Protagonist and Antagonist • Who they are and how to write them
Defining the relationship between your protagonist and antagonist will be one of the centerpieces of your storytelling, so let's take a look at how. Today, we'll study the protagonist-antagonist relationship as part of our ongoing series Developing Themes In Your Stories. This post also. The subtext of these four principles is this: There is a narrative connection between the Protagonist and the Antagonist (I prefer the term.
I find this is often the case in coming-of-age films. After all, common antagonists in the lives of our youth — parents, teachers, other wily young people — are not always out to get them.
Sometimes they just want to help and are thoroughly misunderstood. So what makes them work? At first, Scott Smalls the lead has to overcome his own inability to play baseball, which is mocked by his peers and unaddressed by his busy stepfather, who refuses to make time to teach him.
He might not be capable of such an act, as we learn at the end, but they are still deathly afraid of this dog — which significantly raises the stakes. I highly doubt the bus driver is trying to be late to my stop.
The Protagonist/ Antagonist Relationship
Instead, can the opposition be circumstantial — and still carry as much weight? By circumstantial, I mean that the antagonist happens to be in the way of the protagonist, and vice versa. Such a relationship might include father and son, such as in Dead Poets Society.

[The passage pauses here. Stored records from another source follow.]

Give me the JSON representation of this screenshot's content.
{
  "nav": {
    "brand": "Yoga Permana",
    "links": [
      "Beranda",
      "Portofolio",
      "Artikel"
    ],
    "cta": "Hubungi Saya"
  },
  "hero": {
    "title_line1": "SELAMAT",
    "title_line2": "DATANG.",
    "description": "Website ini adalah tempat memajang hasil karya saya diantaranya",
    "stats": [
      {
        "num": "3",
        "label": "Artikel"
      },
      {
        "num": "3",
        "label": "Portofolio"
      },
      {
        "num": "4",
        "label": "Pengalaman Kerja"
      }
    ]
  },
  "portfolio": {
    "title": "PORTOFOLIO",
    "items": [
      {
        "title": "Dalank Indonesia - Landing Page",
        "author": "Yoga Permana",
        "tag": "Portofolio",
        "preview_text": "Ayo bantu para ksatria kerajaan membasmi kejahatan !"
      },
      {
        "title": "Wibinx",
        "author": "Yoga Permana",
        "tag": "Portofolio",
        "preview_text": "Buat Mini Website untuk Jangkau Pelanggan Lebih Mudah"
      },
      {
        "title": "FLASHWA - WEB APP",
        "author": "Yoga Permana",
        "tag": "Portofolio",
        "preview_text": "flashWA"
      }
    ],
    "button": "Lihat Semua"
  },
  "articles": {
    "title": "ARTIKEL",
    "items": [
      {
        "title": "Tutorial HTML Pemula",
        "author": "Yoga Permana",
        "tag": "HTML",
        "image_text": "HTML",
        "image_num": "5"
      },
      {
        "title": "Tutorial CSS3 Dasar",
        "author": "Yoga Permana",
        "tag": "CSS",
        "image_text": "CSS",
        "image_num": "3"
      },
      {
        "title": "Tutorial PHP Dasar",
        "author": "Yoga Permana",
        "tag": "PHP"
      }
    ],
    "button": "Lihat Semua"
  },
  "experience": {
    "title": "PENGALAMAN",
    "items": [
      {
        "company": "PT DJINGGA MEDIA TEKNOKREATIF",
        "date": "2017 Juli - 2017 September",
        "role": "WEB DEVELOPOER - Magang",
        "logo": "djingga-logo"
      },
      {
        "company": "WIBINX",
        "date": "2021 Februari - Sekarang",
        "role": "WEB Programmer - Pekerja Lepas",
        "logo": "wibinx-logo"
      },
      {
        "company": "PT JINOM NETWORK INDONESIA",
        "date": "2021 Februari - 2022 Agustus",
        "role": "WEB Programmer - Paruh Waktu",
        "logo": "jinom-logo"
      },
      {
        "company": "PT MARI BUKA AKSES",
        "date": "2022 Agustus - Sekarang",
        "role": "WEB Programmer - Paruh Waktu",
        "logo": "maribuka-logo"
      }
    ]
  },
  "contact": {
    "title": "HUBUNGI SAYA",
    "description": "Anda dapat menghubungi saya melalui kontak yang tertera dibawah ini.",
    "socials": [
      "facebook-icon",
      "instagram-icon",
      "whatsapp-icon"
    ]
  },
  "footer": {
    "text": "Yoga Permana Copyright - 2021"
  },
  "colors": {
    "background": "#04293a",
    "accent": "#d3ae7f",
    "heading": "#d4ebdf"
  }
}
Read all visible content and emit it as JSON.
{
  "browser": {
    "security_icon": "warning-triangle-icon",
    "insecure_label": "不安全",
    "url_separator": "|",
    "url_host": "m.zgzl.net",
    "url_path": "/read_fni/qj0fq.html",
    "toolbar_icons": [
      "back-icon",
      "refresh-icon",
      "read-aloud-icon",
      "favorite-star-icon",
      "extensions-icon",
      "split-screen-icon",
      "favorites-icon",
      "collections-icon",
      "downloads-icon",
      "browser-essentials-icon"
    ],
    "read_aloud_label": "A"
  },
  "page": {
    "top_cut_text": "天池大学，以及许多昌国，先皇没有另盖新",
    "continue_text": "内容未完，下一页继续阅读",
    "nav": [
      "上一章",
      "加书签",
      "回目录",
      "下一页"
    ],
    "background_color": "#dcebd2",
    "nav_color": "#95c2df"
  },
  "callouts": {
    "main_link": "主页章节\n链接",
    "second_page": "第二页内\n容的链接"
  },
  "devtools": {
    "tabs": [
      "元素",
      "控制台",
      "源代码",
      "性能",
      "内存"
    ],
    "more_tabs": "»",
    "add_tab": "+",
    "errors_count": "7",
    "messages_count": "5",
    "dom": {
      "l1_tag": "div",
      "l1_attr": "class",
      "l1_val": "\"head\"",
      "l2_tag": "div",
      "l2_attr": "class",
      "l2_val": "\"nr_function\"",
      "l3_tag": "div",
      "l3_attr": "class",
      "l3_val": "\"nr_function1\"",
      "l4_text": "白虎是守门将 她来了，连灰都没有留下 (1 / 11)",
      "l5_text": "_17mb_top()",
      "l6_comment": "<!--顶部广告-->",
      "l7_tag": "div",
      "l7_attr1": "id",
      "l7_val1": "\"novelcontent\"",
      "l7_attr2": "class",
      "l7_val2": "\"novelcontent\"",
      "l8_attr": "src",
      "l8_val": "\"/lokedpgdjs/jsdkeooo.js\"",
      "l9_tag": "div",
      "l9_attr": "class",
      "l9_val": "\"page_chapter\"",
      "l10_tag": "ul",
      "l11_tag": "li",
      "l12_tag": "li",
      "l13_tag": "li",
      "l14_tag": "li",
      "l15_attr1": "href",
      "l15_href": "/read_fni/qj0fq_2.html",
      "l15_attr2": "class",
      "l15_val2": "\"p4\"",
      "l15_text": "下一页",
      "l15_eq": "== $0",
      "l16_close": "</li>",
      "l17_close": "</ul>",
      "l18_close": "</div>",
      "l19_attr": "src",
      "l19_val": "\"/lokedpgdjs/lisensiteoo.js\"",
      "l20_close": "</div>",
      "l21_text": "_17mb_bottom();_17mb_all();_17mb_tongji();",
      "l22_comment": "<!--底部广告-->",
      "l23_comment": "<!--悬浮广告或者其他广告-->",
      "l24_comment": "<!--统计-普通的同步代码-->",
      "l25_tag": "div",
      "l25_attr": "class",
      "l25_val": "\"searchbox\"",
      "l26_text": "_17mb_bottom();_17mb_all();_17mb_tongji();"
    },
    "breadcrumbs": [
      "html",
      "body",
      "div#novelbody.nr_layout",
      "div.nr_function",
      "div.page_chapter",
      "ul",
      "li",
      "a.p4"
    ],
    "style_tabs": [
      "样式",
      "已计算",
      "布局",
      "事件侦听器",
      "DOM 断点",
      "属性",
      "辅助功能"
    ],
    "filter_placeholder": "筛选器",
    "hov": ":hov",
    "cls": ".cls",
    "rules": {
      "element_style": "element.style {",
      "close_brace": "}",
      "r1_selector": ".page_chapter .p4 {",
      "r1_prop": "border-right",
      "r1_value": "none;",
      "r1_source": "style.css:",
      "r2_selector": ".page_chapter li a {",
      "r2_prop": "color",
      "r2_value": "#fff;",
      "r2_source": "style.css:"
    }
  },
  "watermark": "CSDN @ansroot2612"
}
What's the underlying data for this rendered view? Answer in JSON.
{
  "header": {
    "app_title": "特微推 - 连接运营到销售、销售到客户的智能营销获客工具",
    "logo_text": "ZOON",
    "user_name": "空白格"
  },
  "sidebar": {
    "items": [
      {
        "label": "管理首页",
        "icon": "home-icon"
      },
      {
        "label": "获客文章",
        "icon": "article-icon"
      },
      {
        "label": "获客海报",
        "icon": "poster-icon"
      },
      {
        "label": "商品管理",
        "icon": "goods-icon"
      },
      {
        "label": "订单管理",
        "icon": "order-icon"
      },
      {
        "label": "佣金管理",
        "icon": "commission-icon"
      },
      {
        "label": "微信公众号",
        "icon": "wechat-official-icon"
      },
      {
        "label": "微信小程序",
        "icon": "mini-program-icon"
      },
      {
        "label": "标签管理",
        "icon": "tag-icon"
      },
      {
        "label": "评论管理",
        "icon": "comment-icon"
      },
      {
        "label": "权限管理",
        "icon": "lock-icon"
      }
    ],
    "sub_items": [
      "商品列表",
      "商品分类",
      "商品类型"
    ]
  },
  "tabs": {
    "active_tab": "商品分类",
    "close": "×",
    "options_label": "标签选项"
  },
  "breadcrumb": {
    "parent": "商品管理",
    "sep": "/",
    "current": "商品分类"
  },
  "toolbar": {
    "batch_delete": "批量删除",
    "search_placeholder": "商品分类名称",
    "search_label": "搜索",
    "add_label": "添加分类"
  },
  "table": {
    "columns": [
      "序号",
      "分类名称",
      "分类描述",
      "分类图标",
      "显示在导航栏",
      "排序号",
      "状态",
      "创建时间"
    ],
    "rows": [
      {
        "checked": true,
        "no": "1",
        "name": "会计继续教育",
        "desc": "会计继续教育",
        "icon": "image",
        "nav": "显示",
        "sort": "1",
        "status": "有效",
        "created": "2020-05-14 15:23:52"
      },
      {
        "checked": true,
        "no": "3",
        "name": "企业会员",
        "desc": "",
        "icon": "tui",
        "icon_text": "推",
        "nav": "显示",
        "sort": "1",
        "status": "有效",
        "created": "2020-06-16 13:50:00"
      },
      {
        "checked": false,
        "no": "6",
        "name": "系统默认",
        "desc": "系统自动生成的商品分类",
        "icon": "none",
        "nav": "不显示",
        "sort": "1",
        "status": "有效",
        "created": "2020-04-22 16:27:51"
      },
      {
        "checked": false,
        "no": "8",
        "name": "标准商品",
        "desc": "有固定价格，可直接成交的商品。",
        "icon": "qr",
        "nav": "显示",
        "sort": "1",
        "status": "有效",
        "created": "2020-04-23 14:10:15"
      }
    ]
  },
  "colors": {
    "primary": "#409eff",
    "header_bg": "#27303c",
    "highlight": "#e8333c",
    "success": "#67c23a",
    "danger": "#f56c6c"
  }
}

Neil Perry, for all intents and purposes, is going to be the protagonist in my assessment here. And as for it being Mr. Keating, while the film is about his class, it follows the story of the students more closely, not the teacher. He insists Neil stick strictly to his scheduled courses in order to pave the way for his becoming a doctor, not allowing Neil to even audition for a play — let alone star in it which he does.
Give them a purpose As the main character of your story, your protagonist needs a reason to do what they do in the scope of the story — whether shallow or profound, they need a motivation or several to set the story in motion.
The Protagonist/ Antagonist Relationship – Gideon's Screenwriting Tips: Now You're a Screenwriter
For many years, Frodo lived uneventfully in the Shire. That is, until he is given a purpose: His mission is the starting point of his adventure and what set the events of the Lord of the Rings into motion.
A compelling protagonist must be complex and have flawslike any other person. Their flaws can become one of your most powerful allies because they can — and should!
Is your protagonist too trusting?
These are only a few of the many flaws that can get your character into a lot of trouble, and ones they need to overcome throughout the story. Don't be afraid of making them unusual If your story has a non-traditional protagonist, show their importance in the story through their interactions with other secondary characters. In novels that follow many different characters and families throughout centuries of history, such as London or Paris, the ever-present constant is the city itself.
New Line Cinema How to write a good antagonist 1. Give them a purpose and backstory Why does your antagonist want to foil the protagonist?
Protagonist and Antagonist: Writing the Perfect Rivalry
What is their ultimate goal? Just like your protagonist, your antagonist also needs a motivation.
They need to have a backstory so that their motivation is believable and legitimate. Magneto, from the X-Men series, is the antagonist of the story.The Dark Knight — Creating the Ultimate Antagonist